The problem:
Below are records to write out exactly; drop the pictures when you do.

Source data:
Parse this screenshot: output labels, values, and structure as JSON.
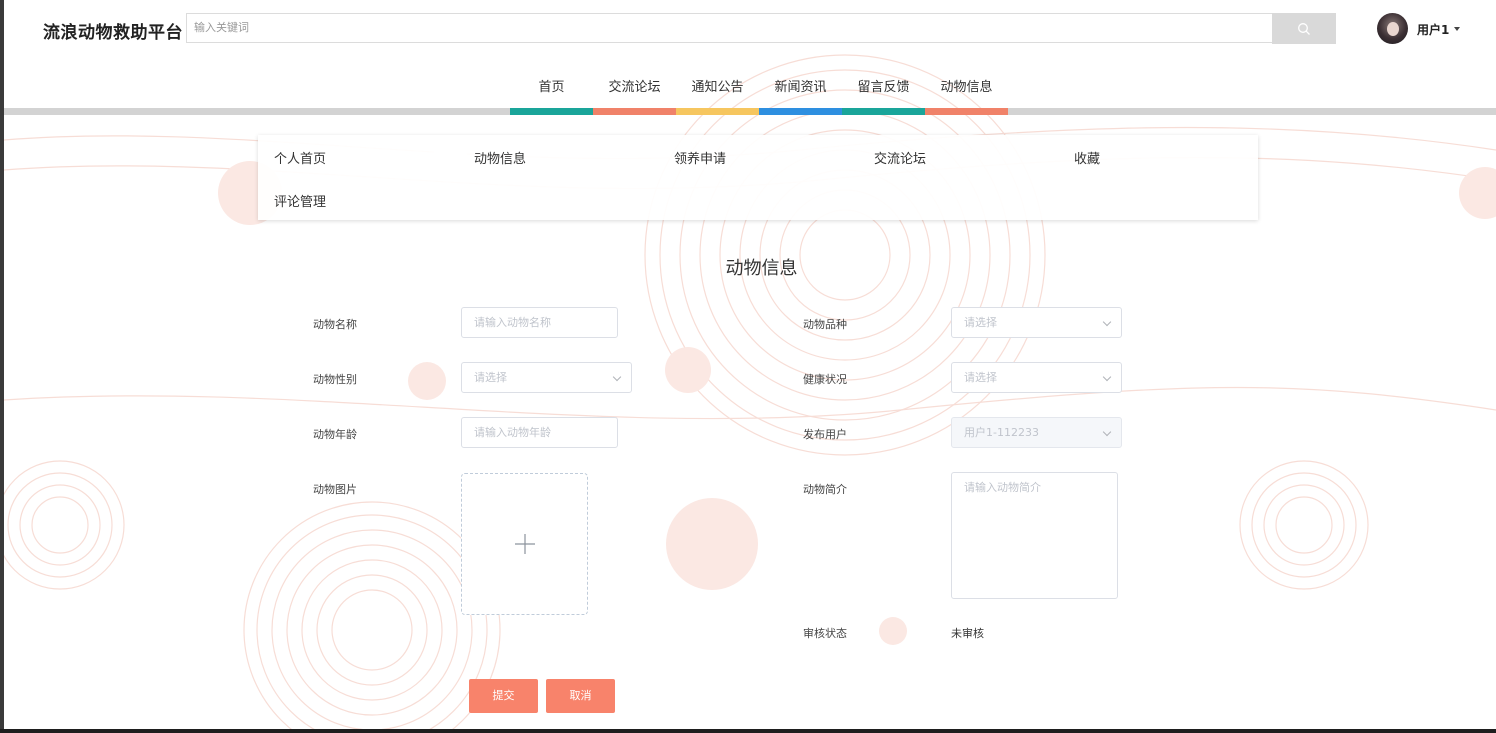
{
  "header": {
    "brand": "流浪动物救助平台",
    "search": {
      "placeholder": "输入关键词",
      "icon": "search-icon"
    },
    "user": {
      "name": "用户1",
      "icon": "chevron-down-icon"
    }
  },
  "nav": {
    "items": [
      {
        "label": "首页",
        "color": "#1aa59a"
      },
      {
        "label": "交流论坛",
        "color": "#f08269"
      },
      {
        "label": "通知公告",
        "color": "#f6c65f"
      },
      {
        "label": "新闻资讯",
        "color": "#2e8fe0"
      },
      {
        "label": "留言反馈",
        "color": "#1aa59a"
      },
      {
        "label": "动物信息",
        "color": "#f08269"
      }
    ]
  },
  "center_menu": {
    "items": [
      "个人首页",
      "动物信息",
      "领养申请",
      "交流论坛",
      "收藏",
      "评论管理"
    ]
  },
  "form": {
    "title": "动物信息",
    "fields": {
      "name": {
        "label": "动物名称",
        "placeholder": "请输入动物名称"
      },
      "breed": {
        "label": "动物品种",
        "placeholder": "请选择"
      },
      "gender": {
        "label": "动物性别",
        "placeholder": "请选择"
      },
      "health": {
        "label": "健康状况",
        "placeholder": "请选择"
      },
      "age": {
        "label": "动物年龄",
        "placeholder": "请输入动物年龄"
      },
      "publisher": {
        "label": "发布用户",
        "value": "用户1-112233"
      },
      "image": {
        "label": "动物图片",
        "icon": "plus-icon"
      },
      "intro": {
        "label": "动物简介",
        "placeholder": "请输入动物简介"
      },
      "review": {
        "label": "审核状态",
        "value": "未审核"
      }
    },
    "buttons": {
      "submit": "提交",
      "cancel": "取消"
    }
  },
  "colors": {
    "accent": "#f8836b"
  }
}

Answer to this problem:
Parse this screenshot: output labels, values, and structure as JSON.
{
  "header": {
    "brand": "流浪动物救助平台",
    "search": {
      "placeholder": "输入关键词",
      "icon": "search-icon"
    },
    "user": {
      "name": "用户1",
      "icon": "chevron-down-icon"
    }
  },
  "nav": {
    "items": [
      {
        "label": "首页",
        "color": "#1aa59a"
      },
      {
        "label": "交流论坛",
        "color": "#f08269"
      },
      {
        "label": "通知公告",
        "color": "#f6c65f"
      },
      {
        "label": "新闻资讯",
        "color": "#2e8fe0"
      },
      {
        "label": "留言反馈",
        "color": "#1aa59a"
      },
      {
        "label": "动物信息",
        "color": "#f08269"
      }
    ]
  },
  "center_menu": {
    "items": [
      "个人首页",
      "动物信息",
      "领养申请",
      "交流论坛",
      "收藏",
      "评论管理"
    ]
  },
  "form": {
    "title": "动物信息",
    "fields": {
      "name": {
        "label": "动物名称",
        "placeholder": "请输入动物名称"
      },
      "breed": {
        "label": "动物品种",
        "placeholder": "请选择"
      },
      "gender": {
        "label": "动物性别",
        "placeholder": "请选择"
      },
      "health": {
        "label": "健康状况",
        "placeholder": "请选择"
      },
      "age": {
        "label": "动物年龄",
        "placeholder": "请输入动物年龄"
      },
      "publisher": {
        "label": "发布用户",
        "value": "用户1-112233"
      },
      "image": {
        "label": "动物图片",
        "icon": "plus-icon"
      },
      "intro": {
        "label": "动物简介",
        "placeholder": "请输入动物简介"
      },
      "review": {
        "label": "审核状态",
        "value": "未审核"
      }
    },
    "buttons": {
      "submit": "提交",
      "cancel": "取消"
    }
  },
  "colors": {
    "accent": "#f8836b"
  }
}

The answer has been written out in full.